The Welfare Effects of Incomplete Vertical Integration and Relaxed Price Competition in Common-distributor Channels: an Empirical Analysis of the U.s. Carbonated Soft Drink Industry
Takanori Adachi (Nagoya University)

Abstract : This paper studies the welfare consequences of vertical integration, focusing on the following two aspects, which have been relatively neglected in the literature, but are considered practically important: (i) vertical integration may facilitate inter-firm coordinated pricing, and (ii) it may not be as successful as expected or even harmful to the integrated entity, due to intra-firm causes such as organizational failure. For this purpose, I use and examine data of two vertical mergers (PepsiCo and Coca-Cola) from the U.S. carbonated soft drink industry to propose an empirical framework to consider these two issues as well as well-known elimination of double marginalization and foreclosure. I first conduct a difference-in-differences (DID) analysis of the price effects of vertical integration, and the estimation results suggest these two causes. I then estimate a structural model of upstream and downstream wholesale bargaining and downward price competition in consideration of common-distributor channels. My analysis suggests that only PepsiCo’s supply chain bene…ted after the merger wave: the other two chains (Coca-Cola and Dr Pepper) lost their pro…ts by more than 15%, and consumer welfare also lowered by 3%.

Vertical Integration in Motion Picture Industry
Ricard Gil (Smith School of Business, Queen's University)
Chun-Yu Ho (University of Albany)
Li Xu (Shanghai Jiao Tong University)
Yaying Zhou (Kelley School of Business, Indiana University)

Abstract : This paper examines the impacts of vertical integration on pricing, screening, run length and demand in motion picture industry using movie-theater-day level data from China. Our results indicate that integrated theaters charge higher prices, allocate more screens to and run longer lengths for their own movies than movies distributed by distributors owning another theater chain, which are the evidence of vertical foreclosure. Although the higher prices reduce demand, integrated theaters promote the demand of their own movies by allocating more screens to them and other measures. Finally, we find that the foreclosure is more prevalent when the own movies of integrated theaters have lower quality and faces competition from movies in the same genre, the integrated theaters have higher quality, face a stronger competition from other theaters and is owned by the central government.

Vertical Integration, Supplier Behavior, and Quality Upgrading Among Exporters
Christopher Hansman (Imperial College London)
Jonas Hjort (Columbia University)
Gianmarco Leon (Universitat Pompeu Fabra)
Matthieu Teachout (Columbia University)

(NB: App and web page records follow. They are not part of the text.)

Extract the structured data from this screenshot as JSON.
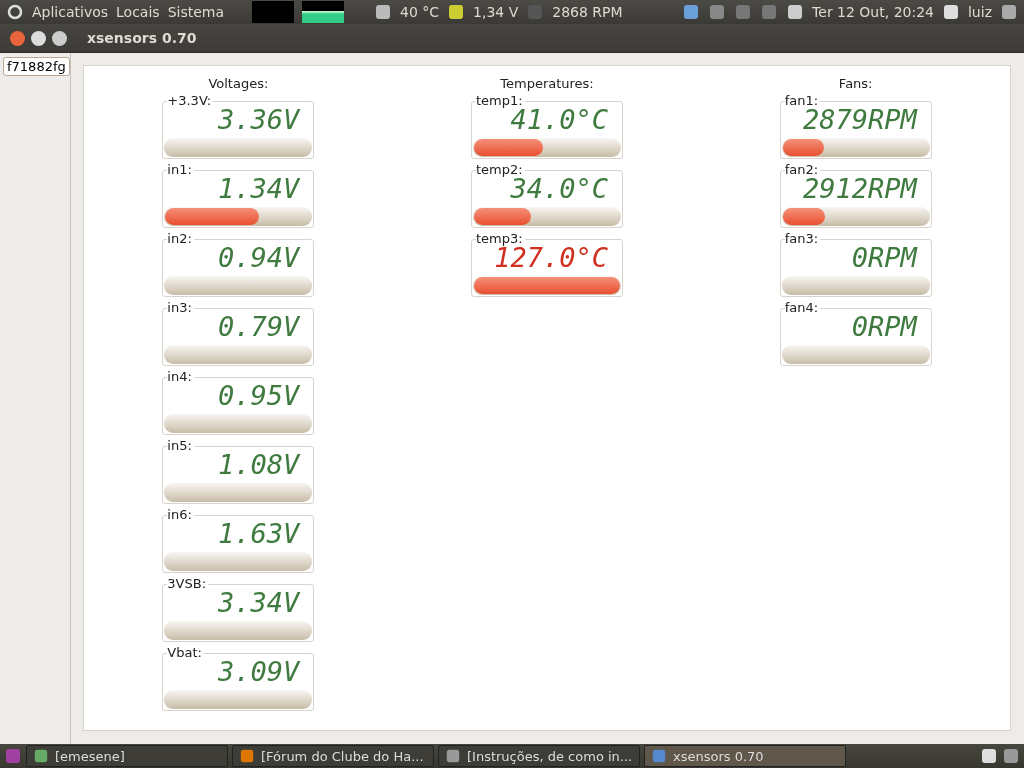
{
  "top_panel": {
    "menus": [
      "Aplicativos",
      "Locais",
      "Sistema"
    ],
    "indicators": [
      "40 °C",
      "1,34 V",
      "2868 RPM"
    ],
    "clock": "Ter 12 Out, 20:24",
    "user": "luiz"
  },
  "window": {
    "title": "xsensors 0.70"
  },
  "tabs": [
    {
      "label": "f71882fg",
      "selected": true
    }
  ],
  "groups": [
    {
      "title": "Voltages:",
      "sensors": [
        {
          "label": "+3.3V:",
          "reading": "3.36V",
          "alarm": false
        },
        {
          "label": "in1:",
          "reading": "1.34V",
          "level": 0.64,
          "alarm": false
        },
        {
          "label": "in2:",
          "reading": "0.94V",
          "alarm": false
        },
        {
          "label": "in3:",
          "reading": "0.79V",
          "alarm": false
        },
        {
          "label": "in4:",
          "reading": "0.95V",
          "alarm": false
        },
        {
          "label": "in5:",
          "reading": "1.08V",
          "alarm": false
        },
        {
          "label": "in6:",
          "reading": "1.63V",
          "alarm": false
        },
        {
          "label": "3VSB:",
          "reading": "3.34V",
          "alarm": false
        },
        {
          "label": "Vbat:",
          "reading": "3.09V",
          "alarm": false
        }
      ]
    },
    {
      "title": "Temperatures:",
      "sensors": [
        {
          "label": "temp1:",
          "reading": "41.0°C",
          "level": 0.47,
          "alarm": false
        },
        {
          "label": "temp2:",
          "reading": "34.0°C",
          "level": 0.39,
          "alarm": false
        },
        {
          "label": "temp3:",
          "reading": "127.0°C",
          "level": 1,
          "alarm": true
        }
      ]
    },
    {
      "title": "Fans:",
      "sensors": [
        {
          "label": "fan1:",
          "reading": "2879RPM",
          "level": 0.28,
          "alarm": false
        },
        {
          "label": "fan2:",
          "reading": "2912RPM",
          "level": 0.29,
          "alarm": false
        },
        {
          "label": "fan3:",
          "reading": "0RPM",
          "alarm": false
        },
        {
          "label": "fan4:",
          "reading": "0RPM",
          "alarm": false
        }
      ]
    }
  ],
  "taskbar": [
    {
      "label": "[emesene]",
      "selected": false
    },
    {
      "label": "[Fórum do Clube do Ha...",
      "selected": false
    },
    {
      "label": "[Instruções, de como in...",
      "selected": false
    },
    {
      "label": "xsensors 0.70",
      "selected": true
    }
  ]
}
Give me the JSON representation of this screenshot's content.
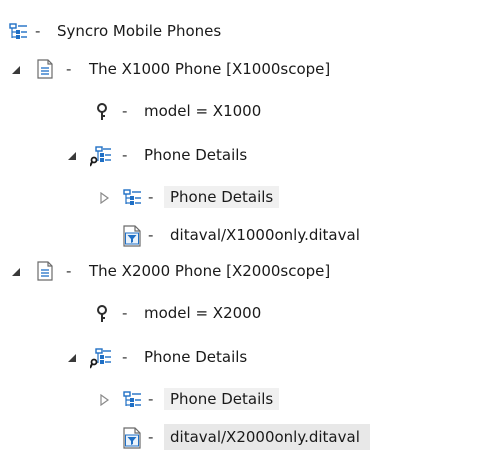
{
  "tree": {
    "root": {
      "label": "Syncro Mobile Phones",
      "icon": "ditamap-icon"
    },
    "separator": "-",
    "topics": [
      {
        "label": "The X1000 Phone [X1000scope]",
        "icon": "topic-file-icon",
        "expanded": true,
        "key": {
          "label": "model = X1000",
          "icon": "key-icon"
        },
        "group": {
          "label": "Phone Details",
          "icon": "keyscope-map-icon",
          "expanded": true,
          "child_map": {
            "label": "Phone Details",
            "icon": "ditamap-icon",
            "expanded": false
          },
          "ditaval": {
            "label": "ditaval/X1000only.ditaval",
            "icon": "ditaval-filter-icon"
          }
        }
      },
      {
        "label": "The X2000 Phone [X2000scope]",
        "icon": "topic-file-icon",
        "expanded": true,
        "key": {
          "label": "model = X2000",
          "icon": "key-icon"
        },
        "group": {
          "label": "Phone Details",
          "icon": "keyscope-map-icon",
          "expanded": true,
          "child_map": {
            "label": "Phone Details",
            "icon": "ditamap-icon",
            "expanded": false
          },
          "ditaval": {
            "label": "ditaval/X2000only.ditaval",
            "icon": "ditaval-filter-icon",
            "selected": true
          }
        }
      }
    ]
  },
  "colors": {
    "icon_blue": "#1f6fc5",
    "icon_dark": "#2d2d2d",
    "selection_bg": "#eeeeee",
    "highlight_bg": "#f0f0f0"
  }
}
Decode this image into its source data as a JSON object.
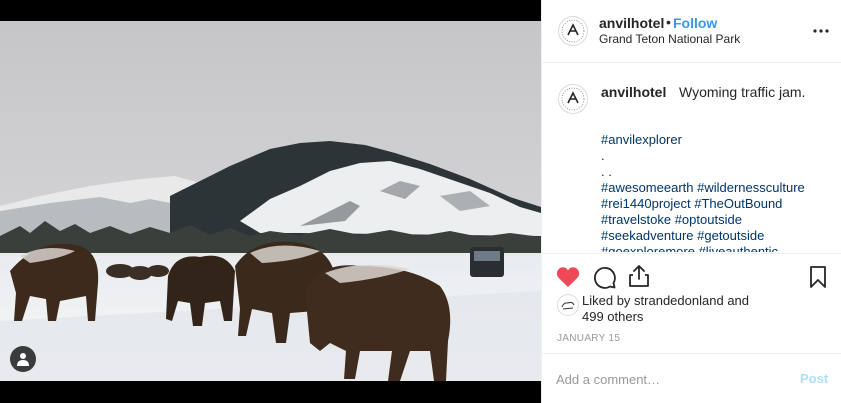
{
  "post": {
    "username": "anvilhotel",
    "separator": "•",
    "follow_label": "Follow",
    "location": "Grand Teton National Park",
    "more_icon": "more-horizontal-icon",
    "photo_alt": "Bison crossing a snowy road in Grand Teton National Park"
  },
  "caption": {
    "username": "anvilhotel",
    "text": "Wyoming traffic jam.",
    "lines": [
      "#anvilexplorer",
      ".",
      ". .",
      "#awesomeearth #wildernessculture",
      "#rei1440project #TheOutBound",
      "#travelstoke #optoutside",
      "#seekadventure #getoutside",
      "#goexploremore #liveauthentic"
    ]
  },
  "actions": {
    "like_icon": "heart-filled-icon",
    "comment_icon": "comment-icon",
    "share_icon": "share-icon",
    "save_icon": "bookmark-icon"
  },
  "likes": {
    "prefix": "Liked by",
    "user": "strandedonland",
    "mid": "and",
    "count": "499 others"
  },
  "date": "JANUARY 15",
  "comment_box": {
    "placeholder": "Add a comment…",
    "post_label": "Post"
  },
  "colors": {
    "accent": "#3897f0",
    "like": "#ed4956",
    "hashtag": "#003569",
    "post_disabled": "#b2dffc"
  }
}
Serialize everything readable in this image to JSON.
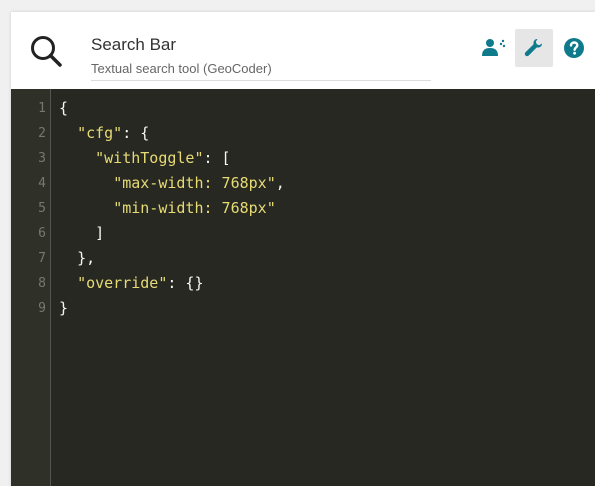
{
  "header": {
    "title": "Search Bar",
    "subtitle": "Textual search tool (GeoCoder)",
    "icon": "search-icon"
  },
  "toolbar": {
    "buttons": [
      {
        "icon": "user-settings-icon",
        "color": "#0f7a8c",
        "active": false
      },
      {
        "icon": "wrench-icon",
        "color": "#0f7a8c",
        "active": true
      },
      {
        "icon": "help-icon",
        "color": "#0f7a8c",
        "active": false
      }
    ]
  },
  "editor": {
    "theme_colors": {
      "background": "#272822",
      "string": "#e6db74",
      "text": "#f8f8f2",
      "gutter_text": "#777770"
    },
    "line_numbers": [
      "1",
      "2",
      "3",
      "4",
      "5",
      "6",
      "7",
      "8",
      "9"
    ],
    "lines": [
      {
        "indent": "",
        "key": "",
        "rest": "{"
      },
      {
        "indent": "  ",
        "key": "\"cfg\"",
        "rest": ": {"
      },
      {
        "indent": "    ",
        "key": "\"withToggle\"",
        "rest": ": ["
      },
      {
        "indent": "      ",
        "key": "\"max-width: 768px\"",
        "rest": ","
      },
      {
        "indent": "      ",
        "key": "\"min-width: 768px\"",
        "rest": ""
      },
      {
        "indent": "    ",
        "key": "",
        "rest": "]"
      },
      {
        "indent": "  ",
        "key": "",
        "rest": "},"
      },
      {
        "indent": "  ",
        "key": "\"override\"",
        "rest": ": {}"
      },
      {
        "indent": "",
        "key": "",
        "rest": "}"
      }
    ]
  }
}
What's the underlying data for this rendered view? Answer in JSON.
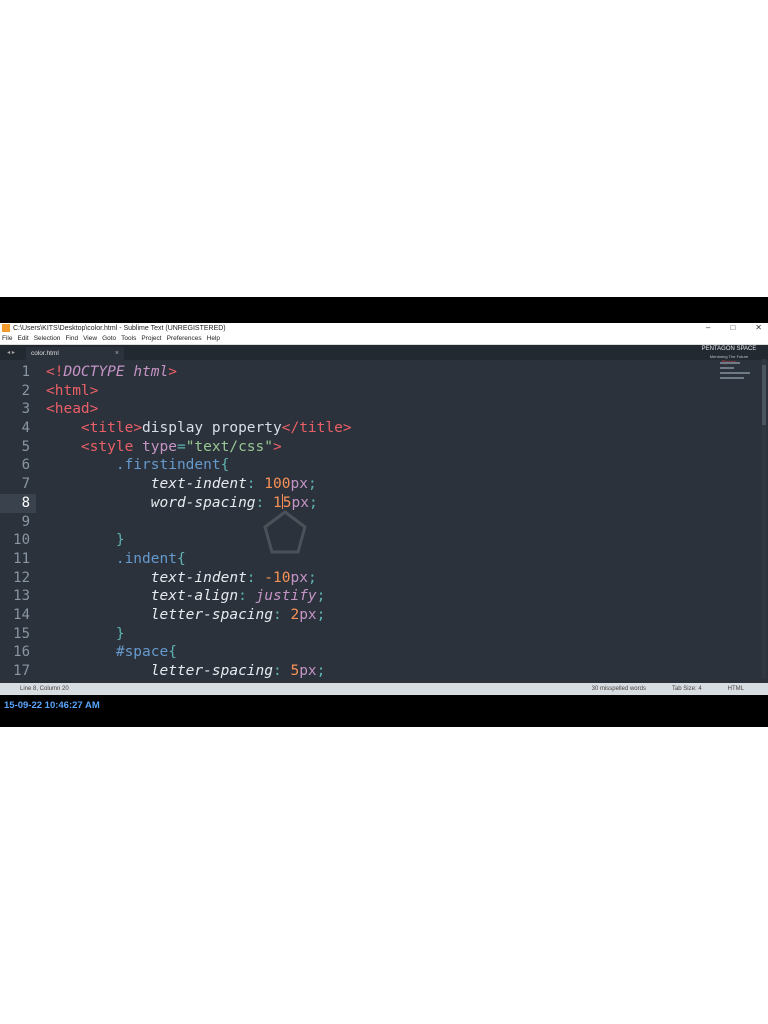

Abstract : We study the relationship between exporters' organizational structure and output quality. If only input quantity is easily observable, theory predicts that vertical integration may be necessary to incentivize suppliers to take input quality-increasing actions. Using direct measures, from the Peruvian fishmeal manufacturing industry, of (i) suppliers' behavior, (ii) suppliers' ownership, (iii) all within- and across-firm supply transactions, (iv) manufacturers' output by quality grade, and (v) all export transactions, we show the following. After integrating with the plant being supplied (before and after integration) and losing access to alternative pay-per-kilo buyers, suppliers take more quality-increasing and less quantity-increasing actions (and vice versa for de-integrations). Integration consequently causally increases output quality, as we show using exogenous variation in firms' access to suppliers they currently own relative to independent suppliers. Finally, we demonstrate that meeting the demand for high quality output is one of firms' motivations for integrating suppliers, while meeting low quality demand is not. We do so both by interacting (instrumented) changes in the relative price of high quality grades with firms' prior location on the quality ladder, and by interacting changes in relative demand from destinations that import high quality grades with firms' prior export destinations.

In-house and Arm's Length: Productivity Heterogeneity and Variation in Organizational Form.
Stephen F. Lin (Federal Reserve Board)
Catherine Thomas (London School of Economics)
Arturs Kalnins (University of Iowa)

Abstract : This paper studies variation in firm boundaries in the US hotel industry. For most hotel brands, the properties with the lowest and highest room occupancy rates are managed at arm's length by franchisees---a form of outsourcing. Properties with intermediate levels of occupancy tend to be managed by company employees, meaning that hotel management is vertically integrated. We propose a model of organizational form choice that can explain these patterns as the result of trade offs between relative fixed costs, control right assignment, and the option to include state-contingent performance incentives in contracts. Hotel brands prefer to manage properties at intermediate levels of productivity because retaining control increases the brand's relationship-specific investment. Low occupancy properties are outsourced because of lower fixed costs. High occupancy properties are outsourced under rent sharing agreements with the franchisee that complement the franchisee's incentives to invest in the relationship arising from control rights. We show that the complementarity between these incentive mechanisms outweighs the brand's concerns about hold up for high occupancy properties in all but the highest quality brands and in all locations other than where performance incentives are costly due to high local taxes.